Some laboratory and animal studies of individual essiac herbs have reported evidence of effectiveness in antioxidation, estrogen site binding competition, genetic protection, immune stimulation, anti-cell proliferation, laxative and bile stimulating activities. Some laboratory studies of combined herbal formulas have reported weak anti-proliferation effects on human cancer cells and stimulation of normal animal immune cells, but results have been inconsistent and some have occurred at higher concentrations than recommended or achievable for people.
No human clinical trials of essiac teas have been identified. (Reports of trials in China have not been confirmed in either the Chinese or the English published literature.) A phase II trial in collaboration with the British Columbia Cancer Agency was discontinued apparently due to difficulties in enrolling patients.
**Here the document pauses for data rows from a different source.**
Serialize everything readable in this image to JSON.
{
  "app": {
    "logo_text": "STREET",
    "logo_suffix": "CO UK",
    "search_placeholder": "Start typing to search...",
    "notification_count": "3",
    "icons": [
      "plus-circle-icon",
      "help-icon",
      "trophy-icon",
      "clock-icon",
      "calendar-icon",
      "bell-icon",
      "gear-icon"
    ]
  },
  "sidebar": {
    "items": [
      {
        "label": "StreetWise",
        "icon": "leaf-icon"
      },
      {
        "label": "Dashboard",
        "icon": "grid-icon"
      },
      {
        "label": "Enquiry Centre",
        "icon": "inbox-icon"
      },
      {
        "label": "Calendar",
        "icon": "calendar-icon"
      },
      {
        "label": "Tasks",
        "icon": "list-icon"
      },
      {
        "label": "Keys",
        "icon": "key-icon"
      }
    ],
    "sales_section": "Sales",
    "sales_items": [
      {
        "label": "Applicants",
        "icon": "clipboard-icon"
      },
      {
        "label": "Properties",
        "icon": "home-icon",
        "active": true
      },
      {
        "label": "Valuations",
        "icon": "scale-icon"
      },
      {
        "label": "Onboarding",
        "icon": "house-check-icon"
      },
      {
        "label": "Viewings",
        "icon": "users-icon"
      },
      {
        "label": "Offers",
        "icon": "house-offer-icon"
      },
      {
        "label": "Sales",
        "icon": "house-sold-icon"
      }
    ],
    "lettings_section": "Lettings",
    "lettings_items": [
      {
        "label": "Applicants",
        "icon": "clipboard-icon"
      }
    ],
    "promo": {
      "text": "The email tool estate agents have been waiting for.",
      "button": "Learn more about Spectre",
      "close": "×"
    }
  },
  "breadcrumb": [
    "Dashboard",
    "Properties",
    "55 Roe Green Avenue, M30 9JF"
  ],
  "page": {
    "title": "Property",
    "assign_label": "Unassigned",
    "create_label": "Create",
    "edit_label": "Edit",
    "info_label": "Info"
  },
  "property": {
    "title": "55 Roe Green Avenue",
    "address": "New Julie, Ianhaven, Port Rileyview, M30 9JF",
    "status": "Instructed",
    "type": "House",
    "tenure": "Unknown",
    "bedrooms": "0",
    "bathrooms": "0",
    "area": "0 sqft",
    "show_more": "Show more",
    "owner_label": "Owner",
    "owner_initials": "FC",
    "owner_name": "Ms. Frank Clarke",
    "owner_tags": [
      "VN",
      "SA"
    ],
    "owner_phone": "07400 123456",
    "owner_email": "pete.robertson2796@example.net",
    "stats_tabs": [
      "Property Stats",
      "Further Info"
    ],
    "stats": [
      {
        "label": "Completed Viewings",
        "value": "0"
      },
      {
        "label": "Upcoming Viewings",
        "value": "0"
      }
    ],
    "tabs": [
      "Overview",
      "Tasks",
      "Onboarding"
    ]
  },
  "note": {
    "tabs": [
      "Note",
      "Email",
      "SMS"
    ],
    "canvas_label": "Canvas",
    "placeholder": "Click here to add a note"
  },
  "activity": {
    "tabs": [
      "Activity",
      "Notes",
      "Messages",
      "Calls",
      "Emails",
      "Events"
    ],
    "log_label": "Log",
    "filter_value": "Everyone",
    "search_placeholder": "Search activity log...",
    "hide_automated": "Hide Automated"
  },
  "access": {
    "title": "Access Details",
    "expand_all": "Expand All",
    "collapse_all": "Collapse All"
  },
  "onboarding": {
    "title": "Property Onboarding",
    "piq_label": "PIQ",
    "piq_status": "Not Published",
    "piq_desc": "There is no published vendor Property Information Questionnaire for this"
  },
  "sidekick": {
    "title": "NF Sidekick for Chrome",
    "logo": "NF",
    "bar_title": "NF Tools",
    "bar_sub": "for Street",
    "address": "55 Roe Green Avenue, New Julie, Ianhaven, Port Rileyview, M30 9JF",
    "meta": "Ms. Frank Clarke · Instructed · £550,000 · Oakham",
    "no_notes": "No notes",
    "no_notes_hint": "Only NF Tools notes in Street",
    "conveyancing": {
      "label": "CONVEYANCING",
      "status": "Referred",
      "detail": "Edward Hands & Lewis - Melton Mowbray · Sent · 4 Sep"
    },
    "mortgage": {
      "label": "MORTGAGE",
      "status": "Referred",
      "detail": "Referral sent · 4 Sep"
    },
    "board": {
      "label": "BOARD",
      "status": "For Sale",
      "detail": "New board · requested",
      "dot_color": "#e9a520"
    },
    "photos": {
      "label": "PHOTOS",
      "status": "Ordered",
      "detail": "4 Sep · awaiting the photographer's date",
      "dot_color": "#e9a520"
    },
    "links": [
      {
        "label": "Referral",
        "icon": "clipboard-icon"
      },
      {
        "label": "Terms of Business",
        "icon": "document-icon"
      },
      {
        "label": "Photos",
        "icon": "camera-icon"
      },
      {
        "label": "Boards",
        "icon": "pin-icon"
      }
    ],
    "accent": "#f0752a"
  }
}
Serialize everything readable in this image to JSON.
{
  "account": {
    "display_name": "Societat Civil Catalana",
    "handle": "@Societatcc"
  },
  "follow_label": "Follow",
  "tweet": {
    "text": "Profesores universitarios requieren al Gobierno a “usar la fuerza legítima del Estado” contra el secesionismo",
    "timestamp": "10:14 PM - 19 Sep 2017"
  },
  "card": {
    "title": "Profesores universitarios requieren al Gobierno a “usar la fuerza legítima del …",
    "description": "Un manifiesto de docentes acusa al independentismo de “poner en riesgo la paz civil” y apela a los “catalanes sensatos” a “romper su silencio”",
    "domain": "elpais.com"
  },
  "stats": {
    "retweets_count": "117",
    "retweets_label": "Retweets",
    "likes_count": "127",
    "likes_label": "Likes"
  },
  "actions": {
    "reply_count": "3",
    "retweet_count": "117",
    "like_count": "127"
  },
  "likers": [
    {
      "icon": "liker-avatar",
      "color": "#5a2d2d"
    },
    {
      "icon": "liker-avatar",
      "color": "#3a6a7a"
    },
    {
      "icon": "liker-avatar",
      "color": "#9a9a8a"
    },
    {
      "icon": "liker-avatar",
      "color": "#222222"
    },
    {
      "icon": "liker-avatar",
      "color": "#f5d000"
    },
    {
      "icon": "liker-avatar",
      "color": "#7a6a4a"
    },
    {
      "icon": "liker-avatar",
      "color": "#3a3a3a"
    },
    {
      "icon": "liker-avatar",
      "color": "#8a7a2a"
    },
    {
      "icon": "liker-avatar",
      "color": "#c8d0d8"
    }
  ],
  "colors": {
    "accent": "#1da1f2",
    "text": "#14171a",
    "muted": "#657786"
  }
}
Providers recommend 30 ml (1 oz.) one to three times per day. People taking higher doses have reported diarrhea, constipation, nausea and fatigue.
How it is taken
Providers recommend drinking the tea on an empty stomach two hours before or after meals.
Some essiac herbs have laxative effects and allergic reactions from skin contact with individual herbs have occurred. The Canadian review of four essiac herbs concluded that serious side effects are unlikely when used as directed. A survey of consumers reported 6.6% who experienced diarrhea, constipation, nausea and fatigue, but 11.4% of these had exceeded the recommended dose.
Reports in 1985 of atropine poisoning from burdock were traced to contamination with belladonna (another herb) during harvesting. One case has been reported of prolonged toxic effects of chemotherapy due to reduced clearance of the drug in a patient consuming an essiac tea.
To avoid potential interactions, be sure to let your health care provider know if you use this or any other type of complementary therapy.
Authors and Editors
Nancy C. Russell, Dr.P.H., senior health education specialist, Integrative Medicine Program Education Component
Reviewers and editors:
Mary Ann Richardson, Dr.P.H., director, former University of Texas Center for Alternative Medicine
Stephen P. Tomasovic, Ph.D., senior vice president for academic affairs